September spending: Let’s start with the total: $3060. That is about $600 more than last month but we spent $600 on the Child’s Spanish lessons which is a biannual expense. If we ignore that big purchase, we kept our spending the same as August.
The Child is taking Spanish classes with Homeschool Spanish Academy and we love them. All classes are on Zoom and she gets to talk to native Spanish speakers. For $10 per hour, we consider it a great deal. The lessons come in prepaid packages and this package of 60 lessons should last for about 7 months at our current rate of two lessons per week.
Our other significant discretionary expenses were a modem that allows us to control what websites the Child has access to and a chair for Funky Wife who now works from home. These are some expenses related to Covid but they are actually less than our usual expenses for gas and parking that we have during non-Covid times.
I am also happy to report that our grocery store bill is down to $771 which I believe is about the average for a family of three. We are continuing to buy a mixture of organic and non organic produce but we have cut out most pre-prepared food. Cooking from scratch is definitely cheaper although it is more time consuming.
No Snacks September was a huge success! In terms of money, there probably weren’t much savings. Our snack spending went from an average of $183/month to $32 for September but instead of grabbing sleeves of crackers and bags of popcorn, we are now eating more apples and bananas which it actually more expensive but way healthier. Most importantly, the Child is eating more healthy food (and she wants you to know she hates it). I have even lost a couple of pounds. So with a 2 to 1 vote, we are keeping the No Snacks challenge for the month of October!
How did your September go? Link your spending below.
As we noticed in our annual budget analysis, our family spends way more money on food than most households. That got me thinking if we are optimizing our happiness profits within this part of our budget which lead to me going over all of our food receipts from the past two months. We have been quarantining so all of our shopping since March has been through deliveries and therefore all of our itemized receipts are online. In fact, for July and August we have only shopped at two stores and I know for sure we didn’t do a quick trip for milk I have forgotten about so the data is very accurate. In total, for the two months, we spent $1,793 at the grocery store of which $128 was non-food items (mostly detergents and toilet paper) so we spent $1,664 on actual food. This is $832 a month, way lower than our average for 2019 ($1,231 per month) which is great. What is not so great is that 22% of the money we spent on groceries was spent on snacks! And that is the part of our food budget that is bringing our happiness profits down.
I put everything that is prepackaged processed carbs in this category.

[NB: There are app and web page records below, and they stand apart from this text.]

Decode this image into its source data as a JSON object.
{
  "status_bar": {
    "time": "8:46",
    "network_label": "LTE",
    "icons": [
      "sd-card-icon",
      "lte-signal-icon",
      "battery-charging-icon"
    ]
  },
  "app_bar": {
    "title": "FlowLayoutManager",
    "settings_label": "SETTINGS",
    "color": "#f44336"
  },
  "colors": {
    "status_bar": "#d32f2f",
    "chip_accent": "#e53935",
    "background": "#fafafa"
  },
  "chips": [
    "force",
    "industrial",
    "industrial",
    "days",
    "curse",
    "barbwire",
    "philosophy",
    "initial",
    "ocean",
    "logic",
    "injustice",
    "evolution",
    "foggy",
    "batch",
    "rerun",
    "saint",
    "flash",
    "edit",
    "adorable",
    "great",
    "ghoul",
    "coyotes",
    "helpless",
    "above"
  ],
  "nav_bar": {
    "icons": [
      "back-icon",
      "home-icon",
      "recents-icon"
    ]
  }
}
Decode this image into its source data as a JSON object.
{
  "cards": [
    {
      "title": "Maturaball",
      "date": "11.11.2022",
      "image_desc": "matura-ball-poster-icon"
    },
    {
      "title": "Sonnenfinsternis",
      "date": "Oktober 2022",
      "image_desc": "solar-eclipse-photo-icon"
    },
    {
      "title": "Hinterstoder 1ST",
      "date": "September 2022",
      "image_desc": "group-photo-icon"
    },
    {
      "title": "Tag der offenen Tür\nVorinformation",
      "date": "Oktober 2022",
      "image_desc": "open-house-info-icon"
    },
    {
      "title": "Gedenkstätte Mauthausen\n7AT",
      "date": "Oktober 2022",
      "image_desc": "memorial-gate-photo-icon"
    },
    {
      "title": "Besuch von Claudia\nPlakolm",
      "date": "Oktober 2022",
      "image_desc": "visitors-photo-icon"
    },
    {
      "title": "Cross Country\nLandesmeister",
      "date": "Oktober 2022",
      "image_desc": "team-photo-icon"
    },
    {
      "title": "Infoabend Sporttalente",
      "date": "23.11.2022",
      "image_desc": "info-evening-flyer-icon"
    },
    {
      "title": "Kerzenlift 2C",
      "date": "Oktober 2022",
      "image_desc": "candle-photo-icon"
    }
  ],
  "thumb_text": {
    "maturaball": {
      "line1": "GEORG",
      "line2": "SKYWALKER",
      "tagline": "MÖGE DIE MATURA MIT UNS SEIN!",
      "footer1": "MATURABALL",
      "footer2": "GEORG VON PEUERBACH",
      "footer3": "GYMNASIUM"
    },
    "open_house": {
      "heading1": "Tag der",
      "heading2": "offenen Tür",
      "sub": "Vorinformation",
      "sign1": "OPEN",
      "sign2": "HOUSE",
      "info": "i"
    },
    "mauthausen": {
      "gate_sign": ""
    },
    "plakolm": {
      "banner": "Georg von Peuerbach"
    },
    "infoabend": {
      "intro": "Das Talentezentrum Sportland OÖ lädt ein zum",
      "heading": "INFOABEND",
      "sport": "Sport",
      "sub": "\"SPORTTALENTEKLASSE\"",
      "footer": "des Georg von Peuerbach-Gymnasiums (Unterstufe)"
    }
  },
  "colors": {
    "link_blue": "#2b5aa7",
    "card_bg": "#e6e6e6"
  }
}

For our family, that is mostly cookies, chips, popcorn, and ice-cream. There were some frozen pre-prepared foods (pizza and fries) but the bulk of it was stuff that doesn’t even resemble actual food. So, what is the problem with snacks?
I like snacks too much. It takes too much willpower for me not to eat them when they are lying around. I know processed food is bad for me in all kinds of ways but grabbing a handful of chips is so much easier than figuring out something better to eat. And a bag of kettle corn is an easy replacement for an actual dinner and I can eat it while working.
Snacks are bad for our family happiness as well. As I am writing this post, the child is apparently raiding the goldfish crackers stash and my wife is having her umpteenth discussion about what “foods” can and can’t be eaten before supper. If the child over-indulges in goldfish, later she’ll say she’s not hungry for supper and I will feel guilty that my child has had nothing but processed carbs all day.
So, it is clear that the $370 wasn’t money well spent. And I don’t do moderation well so my family is going on a no-snack challenge for the month of September. I am sure the child will be excited to hear this plan :0)
To make sure nobody actually starves, we will have to pair this challenge with some sort of plan for what we are going to eat once all the goldfish are gone. My wife is just starting work again after having most of the summer off and the child will be going to online school which means we’ll all be busy and the child will need a lot of attention from us throughout the day. So, our time to cook will be severely limited. I have read many blogs about the value of meal planning and meal prepping. This is supposed to be the ultimate answer to lowering your grocery bill and decreasing your time in the kitchen. And as we would like to achieve both, I will attempt to follow the wise advice of others this month and meal plan and maybe even meal prep. Reports of this adventure to appear in future posts! Stay tuned.